The mesmerizing musical minimalism of Terry Riley's seminal 1964 work "In C" was the kickoff performance of what one hopes will become a (much larger) annual contemporary classical music festival. "Rite of Summer" has two more scheduled dates of live performances on Governor's Island this summer. (Take the free ferry from the Maritime Building- and bring your bike!).

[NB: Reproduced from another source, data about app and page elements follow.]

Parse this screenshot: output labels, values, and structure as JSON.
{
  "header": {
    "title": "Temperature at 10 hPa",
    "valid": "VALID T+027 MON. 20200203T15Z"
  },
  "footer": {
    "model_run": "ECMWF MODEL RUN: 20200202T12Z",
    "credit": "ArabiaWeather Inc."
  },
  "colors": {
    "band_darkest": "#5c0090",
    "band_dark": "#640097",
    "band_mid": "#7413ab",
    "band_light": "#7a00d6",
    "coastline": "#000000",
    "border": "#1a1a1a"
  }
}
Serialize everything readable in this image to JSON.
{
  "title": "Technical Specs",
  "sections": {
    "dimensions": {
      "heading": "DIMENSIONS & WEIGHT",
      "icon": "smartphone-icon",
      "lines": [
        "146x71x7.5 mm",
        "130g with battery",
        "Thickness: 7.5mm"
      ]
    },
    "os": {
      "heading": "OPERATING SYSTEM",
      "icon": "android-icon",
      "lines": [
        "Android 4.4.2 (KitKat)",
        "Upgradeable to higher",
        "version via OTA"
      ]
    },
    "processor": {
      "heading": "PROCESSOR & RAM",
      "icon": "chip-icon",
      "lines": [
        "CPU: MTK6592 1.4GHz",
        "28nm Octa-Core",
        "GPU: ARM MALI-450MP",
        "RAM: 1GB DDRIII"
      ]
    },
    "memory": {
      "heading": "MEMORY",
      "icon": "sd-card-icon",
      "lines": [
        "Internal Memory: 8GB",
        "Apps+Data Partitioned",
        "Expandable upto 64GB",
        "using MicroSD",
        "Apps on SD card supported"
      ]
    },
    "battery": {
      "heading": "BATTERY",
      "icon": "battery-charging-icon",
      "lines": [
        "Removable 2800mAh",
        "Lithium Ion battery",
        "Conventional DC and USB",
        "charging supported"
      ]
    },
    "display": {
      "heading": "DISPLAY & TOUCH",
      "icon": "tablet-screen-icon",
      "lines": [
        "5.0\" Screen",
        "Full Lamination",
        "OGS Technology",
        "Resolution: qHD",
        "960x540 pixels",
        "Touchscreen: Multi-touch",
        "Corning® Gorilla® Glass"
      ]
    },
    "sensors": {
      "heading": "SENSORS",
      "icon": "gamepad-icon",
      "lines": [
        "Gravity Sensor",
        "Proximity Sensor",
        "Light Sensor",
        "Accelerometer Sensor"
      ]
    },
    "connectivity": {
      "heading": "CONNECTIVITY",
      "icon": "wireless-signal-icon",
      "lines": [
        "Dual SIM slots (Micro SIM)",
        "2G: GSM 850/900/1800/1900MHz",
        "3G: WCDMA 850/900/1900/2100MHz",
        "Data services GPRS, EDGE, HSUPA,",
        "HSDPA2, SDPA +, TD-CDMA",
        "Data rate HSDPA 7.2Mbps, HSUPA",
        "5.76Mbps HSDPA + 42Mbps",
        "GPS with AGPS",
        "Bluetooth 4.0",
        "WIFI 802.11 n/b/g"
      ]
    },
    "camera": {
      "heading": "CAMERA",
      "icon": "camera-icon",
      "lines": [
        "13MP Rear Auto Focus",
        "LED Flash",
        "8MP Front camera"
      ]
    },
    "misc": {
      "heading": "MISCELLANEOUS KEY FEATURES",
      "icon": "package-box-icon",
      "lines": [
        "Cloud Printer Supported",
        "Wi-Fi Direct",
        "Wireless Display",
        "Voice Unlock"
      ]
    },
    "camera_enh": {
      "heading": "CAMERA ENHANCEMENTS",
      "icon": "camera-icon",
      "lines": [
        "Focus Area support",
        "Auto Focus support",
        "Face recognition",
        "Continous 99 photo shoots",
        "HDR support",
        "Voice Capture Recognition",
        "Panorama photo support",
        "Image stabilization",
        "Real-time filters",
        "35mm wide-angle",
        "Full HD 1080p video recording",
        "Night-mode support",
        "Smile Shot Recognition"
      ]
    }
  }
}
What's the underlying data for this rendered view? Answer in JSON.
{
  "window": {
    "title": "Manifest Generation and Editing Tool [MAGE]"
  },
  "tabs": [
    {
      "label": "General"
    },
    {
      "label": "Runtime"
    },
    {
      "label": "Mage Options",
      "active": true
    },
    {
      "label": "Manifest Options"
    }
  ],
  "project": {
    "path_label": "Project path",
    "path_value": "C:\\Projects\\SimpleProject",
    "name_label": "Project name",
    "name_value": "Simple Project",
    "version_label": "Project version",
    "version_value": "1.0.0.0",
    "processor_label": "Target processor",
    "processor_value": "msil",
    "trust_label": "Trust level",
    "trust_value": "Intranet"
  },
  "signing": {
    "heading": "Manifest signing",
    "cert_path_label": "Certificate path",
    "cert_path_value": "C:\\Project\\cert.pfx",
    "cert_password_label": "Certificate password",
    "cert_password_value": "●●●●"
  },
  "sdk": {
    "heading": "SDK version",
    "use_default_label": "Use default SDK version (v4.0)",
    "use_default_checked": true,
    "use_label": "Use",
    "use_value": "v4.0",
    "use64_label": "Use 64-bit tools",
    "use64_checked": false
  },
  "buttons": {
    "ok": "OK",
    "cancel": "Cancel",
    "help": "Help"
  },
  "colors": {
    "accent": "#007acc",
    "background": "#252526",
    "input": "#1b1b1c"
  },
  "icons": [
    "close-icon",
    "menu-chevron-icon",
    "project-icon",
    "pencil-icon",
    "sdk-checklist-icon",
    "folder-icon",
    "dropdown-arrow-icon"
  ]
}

Whether you find this piece brilliant or boring may depend on your musical adventurism. Saturday's performance of In C began with the first repetitive staccato "C" notes plunked out on a toy piano by the conductor/keyboardist Jed Distler, setting an insistent but measured tempo that does not change for the length of the performance. There is no melody in the conventional sense. Instead, 53 single-bar patterns are played in sequential order by the collected group of musicians. According to the performing directions Mr. Riley wrote to accompany the musical notations, "A group of about 35 is desired if possible, but smaller or larger groups will work." There were approximately 40 musicians on Saturday.
As the piece progresses, individual musicians choose when to enter or depart, and how many times to repeat the phrase they are on. The directions also state the musicians should occasionally drop out and listen, stay within two or three patterns of each other, and alter their alignment with others if there is too much unison. This carefully controlled randomness allows for individual and group improvisation, with the resulting chance-patterns and harmonic overtones giving the piece its sonic depth.
If all this "instruction" leads you to believe that only studious lefty-leaning adults can enjoy this music, you would be wrong. There were plenty of very young children in attendance, and they danced, shook, ran around, or just plain gazed thoughtfully throughout the 45 minutes of this shimmering, engaging outdoor performance.
More pictures, the sheet music and Terry Riley's original performance instructions after the jump...
...and everything embigggens nicely.
Tony anticipates the left half of the musicians the tempo ticker taps away
e-cello & guitars the toy piano
follow this link to the PDF of the instructions and musical patterns shown in jpeg above